Hey everyone, it’s time again to play “Meet a Pen”!
Today we’re chatting with Betty Egan, who left her big agency life at Arnold Advertising for a home in the wilds of New Hampshire. Luckily for us, she’s game for the occasional long drive to visit clients in Greater Boston. So let’s get to our questions …
What did you want to be when you grew up?
A magazine journalist. I wanted to work for Vogue. I ended up working for Design News, a trade publication about the field of design engineering.
How did you get into copywriting?
The back door. I left magazine publishing and used the best leverage I had to get into advertising: my proofreading skills.
What’s your favorite type of writing project?
Headlines. They’re fun, creative and quick!

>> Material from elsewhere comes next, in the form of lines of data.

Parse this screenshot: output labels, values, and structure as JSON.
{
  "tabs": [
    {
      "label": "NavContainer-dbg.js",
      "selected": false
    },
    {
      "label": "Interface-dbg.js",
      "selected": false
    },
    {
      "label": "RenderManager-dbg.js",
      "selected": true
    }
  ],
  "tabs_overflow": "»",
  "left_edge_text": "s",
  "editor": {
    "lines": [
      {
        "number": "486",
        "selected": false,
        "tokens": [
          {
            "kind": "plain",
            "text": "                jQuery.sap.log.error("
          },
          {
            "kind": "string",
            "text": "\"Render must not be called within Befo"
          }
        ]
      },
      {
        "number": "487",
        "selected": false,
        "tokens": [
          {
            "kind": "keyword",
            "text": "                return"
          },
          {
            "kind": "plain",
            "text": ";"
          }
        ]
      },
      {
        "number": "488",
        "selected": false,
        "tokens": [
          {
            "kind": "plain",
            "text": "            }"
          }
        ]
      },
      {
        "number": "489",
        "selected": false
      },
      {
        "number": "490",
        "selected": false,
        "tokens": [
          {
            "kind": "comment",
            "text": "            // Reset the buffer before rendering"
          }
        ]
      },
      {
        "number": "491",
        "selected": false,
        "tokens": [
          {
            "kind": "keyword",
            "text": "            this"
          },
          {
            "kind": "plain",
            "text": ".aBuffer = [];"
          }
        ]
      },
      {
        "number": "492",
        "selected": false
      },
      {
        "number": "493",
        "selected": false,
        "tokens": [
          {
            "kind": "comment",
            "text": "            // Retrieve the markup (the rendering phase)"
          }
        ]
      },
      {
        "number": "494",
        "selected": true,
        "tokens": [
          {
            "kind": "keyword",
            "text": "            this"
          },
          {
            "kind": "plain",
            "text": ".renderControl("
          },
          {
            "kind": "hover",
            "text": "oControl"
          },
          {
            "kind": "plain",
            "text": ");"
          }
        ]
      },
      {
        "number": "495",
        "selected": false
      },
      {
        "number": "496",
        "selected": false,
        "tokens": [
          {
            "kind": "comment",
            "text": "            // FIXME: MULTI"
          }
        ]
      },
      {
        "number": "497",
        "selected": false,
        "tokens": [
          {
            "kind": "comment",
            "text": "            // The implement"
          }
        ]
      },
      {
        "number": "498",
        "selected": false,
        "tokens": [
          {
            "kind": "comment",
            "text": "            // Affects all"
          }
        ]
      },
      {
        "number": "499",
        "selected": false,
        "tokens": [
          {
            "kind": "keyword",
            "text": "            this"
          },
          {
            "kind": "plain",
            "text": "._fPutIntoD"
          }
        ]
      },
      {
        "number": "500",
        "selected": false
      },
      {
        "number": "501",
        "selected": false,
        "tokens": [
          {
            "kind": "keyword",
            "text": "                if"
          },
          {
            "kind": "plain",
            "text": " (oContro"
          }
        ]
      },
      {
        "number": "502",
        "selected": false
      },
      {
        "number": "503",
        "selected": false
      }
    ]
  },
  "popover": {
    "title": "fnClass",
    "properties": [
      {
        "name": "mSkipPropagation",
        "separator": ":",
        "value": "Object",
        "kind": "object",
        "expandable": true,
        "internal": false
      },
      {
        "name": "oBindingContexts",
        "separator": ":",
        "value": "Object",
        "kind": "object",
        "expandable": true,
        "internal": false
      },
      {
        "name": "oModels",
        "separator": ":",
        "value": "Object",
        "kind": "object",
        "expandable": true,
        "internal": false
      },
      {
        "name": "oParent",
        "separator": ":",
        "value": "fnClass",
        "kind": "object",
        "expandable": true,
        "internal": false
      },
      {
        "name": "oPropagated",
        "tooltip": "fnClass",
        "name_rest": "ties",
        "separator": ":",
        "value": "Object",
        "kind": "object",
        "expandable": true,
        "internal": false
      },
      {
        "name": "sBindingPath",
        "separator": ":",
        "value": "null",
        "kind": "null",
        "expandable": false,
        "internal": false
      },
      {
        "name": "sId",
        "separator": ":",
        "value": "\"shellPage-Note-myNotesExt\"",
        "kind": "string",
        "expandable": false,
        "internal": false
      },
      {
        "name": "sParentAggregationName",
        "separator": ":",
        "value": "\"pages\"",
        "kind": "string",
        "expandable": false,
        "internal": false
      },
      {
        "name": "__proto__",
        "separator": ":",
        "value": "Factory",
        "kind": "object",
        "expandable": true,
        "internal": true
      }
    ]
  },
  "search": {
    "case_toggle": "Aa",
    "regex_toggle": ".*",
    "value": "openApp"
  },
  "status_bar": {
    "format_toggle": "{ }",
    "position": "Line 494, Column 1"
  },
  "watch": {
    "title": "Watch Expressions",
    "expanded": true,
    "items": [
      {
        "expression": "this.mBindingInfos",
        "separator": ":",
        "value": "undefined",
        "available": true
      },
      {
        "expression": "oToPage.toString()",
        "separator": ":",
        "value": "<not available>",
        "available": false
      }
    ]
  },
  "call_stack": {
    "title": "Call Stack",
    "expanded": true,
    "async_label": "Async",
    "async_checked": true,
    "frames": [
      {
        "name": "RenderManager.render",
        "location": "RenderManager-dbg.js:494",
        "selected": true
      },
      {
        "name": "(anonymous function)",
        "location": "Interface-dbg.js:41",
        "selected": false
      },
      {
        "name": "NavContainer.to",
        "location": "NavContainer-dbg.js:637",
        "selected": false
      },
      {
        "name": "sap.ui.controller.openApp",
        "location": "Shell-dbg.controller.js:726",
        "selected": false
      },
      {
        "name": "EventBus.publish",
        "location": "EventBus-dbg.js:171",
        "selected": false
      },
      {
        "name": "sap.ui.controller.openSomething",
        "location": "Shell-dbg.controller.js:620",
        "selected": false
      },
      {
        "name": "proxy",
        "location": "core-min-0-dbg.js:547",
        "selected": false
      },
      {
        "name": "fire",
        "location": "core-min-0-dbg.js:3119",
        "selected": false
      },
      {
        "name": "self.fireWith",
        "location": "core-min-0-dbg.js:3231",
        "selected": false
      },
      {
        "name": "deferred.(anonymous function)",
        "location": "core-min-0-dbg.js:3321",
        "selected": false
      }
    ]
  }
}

What do you wish clients knew about working with writers?
We work really hard and want our words to be appreciated as much as the pretty layouts that make them look good.
Why do you think most business writing is so bad?

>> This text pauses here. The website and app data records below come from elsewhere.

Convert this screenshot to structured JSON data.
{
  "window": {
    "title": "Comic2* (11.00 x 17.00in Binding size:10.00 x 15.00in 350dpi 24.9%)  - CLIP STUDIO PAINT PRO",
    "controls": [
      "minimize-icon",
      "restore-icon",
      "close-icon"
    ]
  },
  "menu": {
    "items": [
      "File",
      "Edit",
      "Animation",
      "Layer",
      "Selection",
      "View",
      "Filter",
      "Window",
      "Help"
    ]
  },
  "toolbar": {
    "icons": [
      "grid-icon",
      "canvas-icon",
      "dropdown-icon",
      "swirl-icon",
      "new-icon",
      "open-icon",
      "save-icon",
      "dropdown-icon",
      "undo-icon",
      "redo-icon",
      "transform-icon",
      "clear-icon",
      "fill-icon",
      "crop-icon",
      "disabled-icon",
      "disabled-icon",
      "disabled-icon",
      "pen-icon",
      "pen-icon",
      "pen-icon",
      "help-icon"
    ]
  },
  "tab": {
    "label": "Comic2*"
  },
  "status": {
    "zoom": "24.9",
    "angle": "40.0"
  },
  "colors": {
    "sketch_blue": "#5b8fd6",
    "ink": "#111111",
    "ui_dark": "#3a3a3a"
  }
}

This industry, like any industry, is full of hacks. And as the saying goes, you get what you pay for.
What’s your best advice for writing great copy?

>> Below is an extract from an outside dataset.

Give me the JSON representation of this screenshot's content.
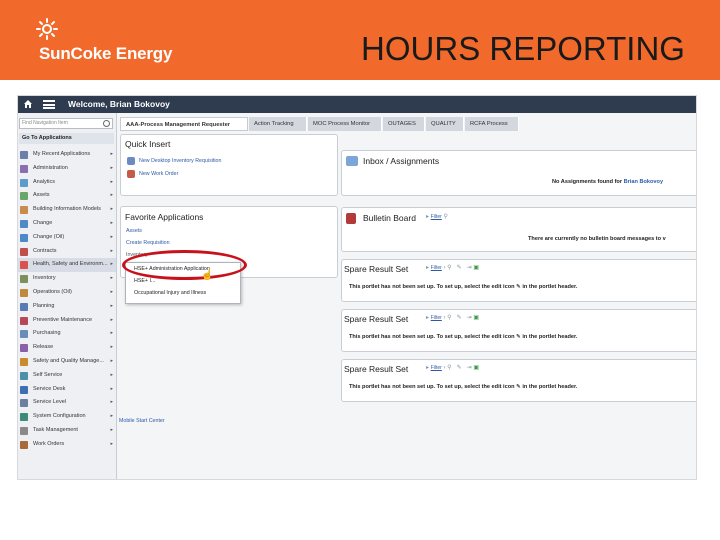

The same advice a wise copywriter once gave me: Read it out loud. And the advice Shakespeare gave all writers: Brevity is the soul of wit.
Does being a copywriter make you a sellout, or is that just what poets say because they’re jealous of how much money we make?
Yup, there’s no shame in making money. And there’s a lot of poetry in copywriting.
Any advice for writer’s block?
Do some research. Take a shower. Go for a walk.
What brand voices do you admire most and why?
Volkswagen: Cheeky, but smart and distinct. Field Notes: Their email copy is brilliant.
Can you name any famous copywriters?
Other than David Ogilvy? I’ve worked with many great copywriters, but I don’t know how famous they really are. A couple who come to mind: David Weist and David Register. Hmm, maybe I should change my name to David. And my gender to male.
Do you think it’s totally unfair that copywriters don’t get to sign their names?
Nah. I’d take a paycheck over a byline any day. And personally, I like the anonymity.
What’s on your desk?
A laptop, a Moleskine notebook, a black Pentel Sign Pen and a cup of coffee.
What do you wish there was a word for?
Sorry, coming up blank … A word for coming up blank?
What advice would you give someone who wanted to become a copywriter?
Be curious and relentless.
What are you good at besides writing?
Fashion design, interior decorating and cooking. I like being domestic.
What would surprise someone to learn about you?
I can’t whistle or snap my fingers.
What are you reading now?
I haven’t read a book in a long time, but Nora Ephron is my favorite author, and The Rough Guide to the Rolling Stones is on the top of the stack at my bedside.
What’s your favorite word?
Predict the future (answer this however you want).
Driverless cars, smart homes, better public transportation, pay equity, gender equity, cheaper (or free) education, a greener planet (I hope).
Is it wrong to sell store-bought pastries at a bake sale?
So. Very. Wrong.
What was your verbal SAT score?
What is the current bane of your existence? You’re not allowed to say this questionnaire.
Are you secretly working on your novel/screenplay?
No. No time.
What’s your favorite comfort food?
Is there a favorite English teacher lurking in your past?